Rebecca has been liaising with Grant, the librarian to arrange the visits and as soon as he and his colleagues had completed the mammoth task of checking out the books, Yvonne also gathered his thoughts: “We love having the kids in the library – they are the future and it’s great that they are getting into reading and literature. We have our Summer Challenge coming up (click here for more information) and it’s great that we have such good relationships with the primary schools in Grangemouth.
The enjoyment of the children was obvious during their visit, with final selection and stamping of books being particularly exciting – as can be seen from the photos.
Rebecca has observed that combining her teaching of reading in the classroom with monthly visits to the public library with parents has helped her pupils’ reading in the following ways:

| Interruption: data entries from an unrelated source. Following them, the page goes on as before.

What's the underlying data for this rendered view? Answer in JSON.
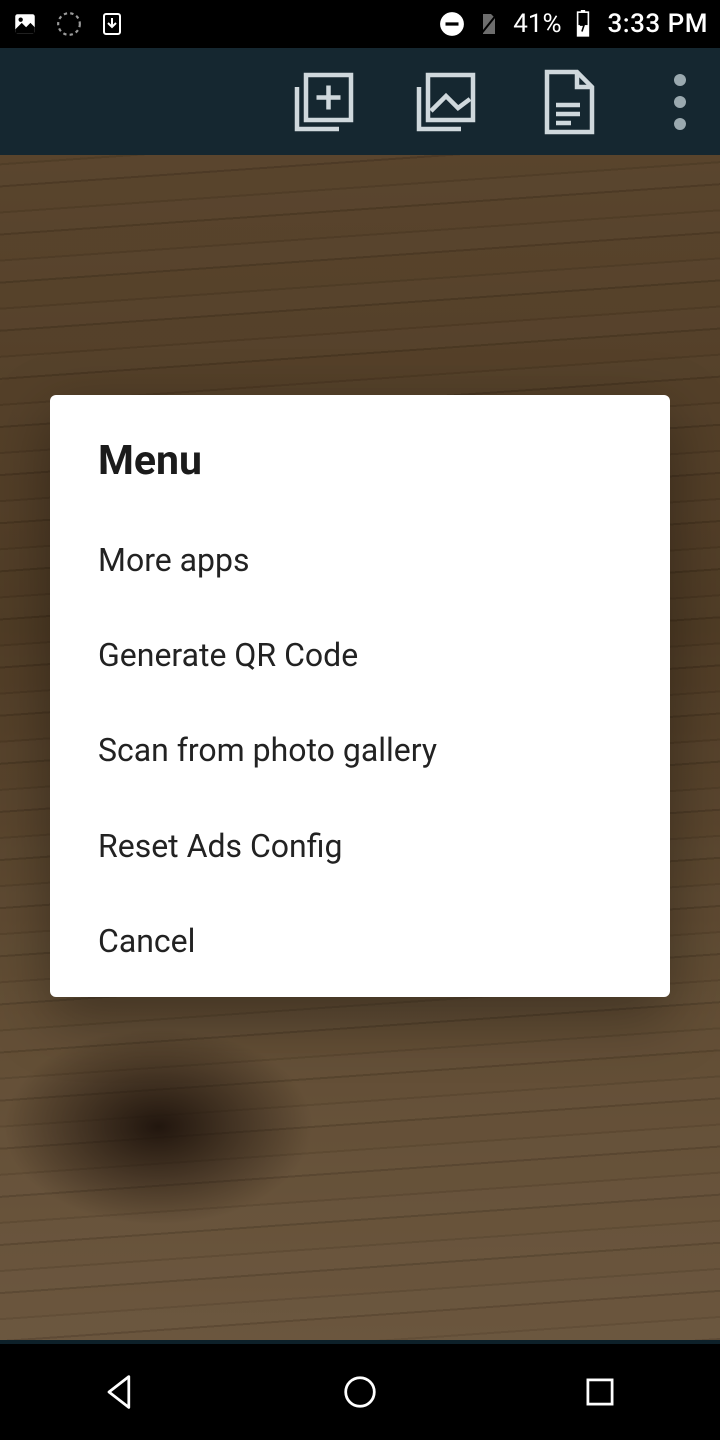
{
  "status": {
    "battery_pct": "41%",
    "time": "3:33 PM",
    "icons_left": [
      "gallery-icon",
      "sync-icon",
      "download-icon"
    ],
    "icons_right": [
      "dnd-icon",
      "no-sim-icon",
      "battery-charging-icon"
    ]
  },
  "appbar": {
    "buttons": [
      {
        "name": "add-to-collection-icon"
      },
      {
        "name": "gallery-icon"
      },
      {
        "name": "document-icon"
      },
      {
        "name": "overflow-icon"
      }
    ]
  },
  "dialog": {
    "title": "Menu",
    "items": [
      {
        "label": "More apps"
      },
      {
        "label": "Generate QR Code"
      },
      {
        "label": "Scan from photo gallery"
      },
      {
        "label": "Reset Ads Config"
      },
      {
        "label": "Cancel"
      }
    ]
  }
}
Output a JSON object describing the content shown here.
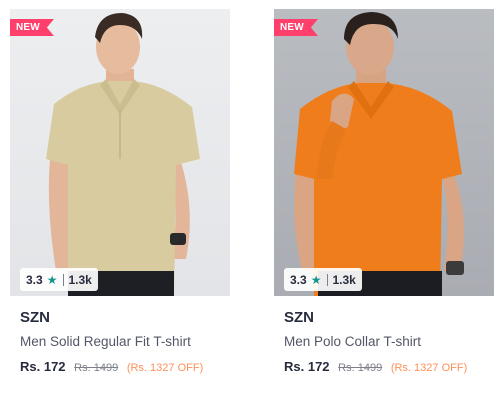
{
  "products": [
    {
      "badge": "NEW",
      "rating": "3.3",
      "rating_icon": "star-icon",
      "rating_count": "1.3k",
      "brand": "SZN",
      "name": "Men Solid Regular Fit T-shirt",
      "price": "Rs. 172",
      "mrp": "Rs. 1499",
      "discount": "(Rs. 1327 OFF)",
      "shirt_color": "#d8cb9f"
    },
    {
      "badge": "NEW",
      "rating": "3.3",
      "rating_icon": "star-icon",
      "rating_count": "1.3k",
      "brand": "SZN",
      "name": "Men Polo Collar T-shirt",
      "price": "Rs. 172",
      "mrp": "Rs. 1499",
      "discount": "(Rs. 1327 OFF)",
      "shirt_color": "#f07d1c"
    }
  ],
  "colors": {
    "badge": "#ff3f6c",
    "star": "#14958f",
    "discount": "#ff905a"
  }
}
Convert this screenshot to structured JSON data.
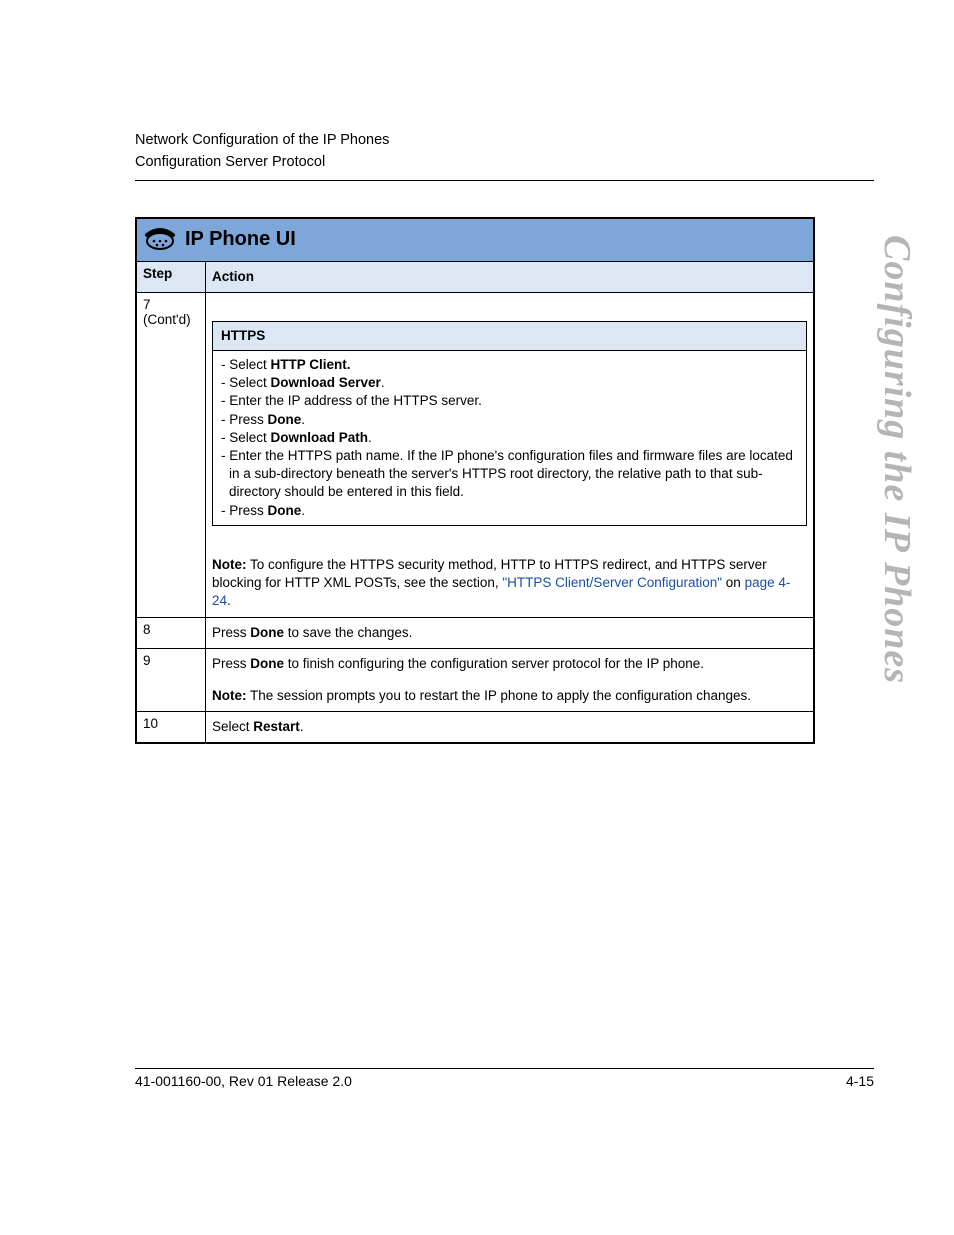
{
  "header": {
    "line1": "Network Configuration of the IP Phones",
    "line2": "Configuration Server Protocol"
  },
  "sideTab": "Configuring the IP Phones",
  "table": {
    "title": "IP Phone UI",
    "head": {
      "step": "Step",
      "action": "Action"
    },
    "row7": {
      "step_num": "7",
      "step_cont": "(Cont'd)",
      "inner_title": "HTTPS",
      "l1a": "- Select ",
      "l1b": "HTTP Client.",
      "l2a": "- Select ",
      "l2b": "Download Server",
      "l2c": ".",
      "l3": "- Enter the IP address of the HTTPS server.",
      "l4a": "- Press ",
      "l4b": "Done",
      "l4c": ".",
      "l5a": "- Select ",
      "l5b": "Download Path",
      "l5c": ".",
      "l6": "- Enter the HTTPS path name. If the IP phone's configuration files and firmware files are located in a sub-directory beneath the server's HTTPS root directory, the relative path to that sub-directory should be entered in this field.",
      "l7a": "- Press ",
      "l7b": "Done",
      "l7c": ".",
      "note_b": "Note:",
      "note_t1": " To configure the HTTPS security method, HTTP to HTTPS redirect, and HTTPS server blocking for HTTP XML POSTs, see the section, ",
      "note_link1": "\"HTTPS Client/Server Configuration\"",
      "note_t2": " on ",
      "note_link2": "page 4-24",
      "note_t3": "."
    },
    "row8": {
      "step": "8",
      "a1": "Press ",
      "a2": "Done",
      "a3": " to save the changes."
    },
    "row9": {
      "step": "9",
      "a1": "Press ",
      "a2": "Done",
      "a3": " to finish configuring the configuration server protocol for the IP phone.",
      "n1": "Note:",
      "n2": " The session prompts you to restart the IP phone to apply the configuration changes."
    },
    "row10": {
      "step": "10",
      "a1": "Select ",
      "a2": "Restart",
      "a3": "."
    }
  },
  "footer": {
    "left": "41-001160-00, Rev 01  Release 2.0",
    "right": "4-15"
  }
}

- pupils willingly choose to read for pleasure during opportunities for free choice in class
- they are eager to look at and read each others’ books (they have read more books!)
- the number of pupils who read at home has increased
- parents are reading with their children more frequently than before
- pupils who previously struggled with fluency and comprehension have improved these skills – some of them have made very significant progress
Rebecca will continue to develop this work next session through an approach called practitioner inquiry where research and more formal data measures will help her evaluate just how much difference this reading intervention makes.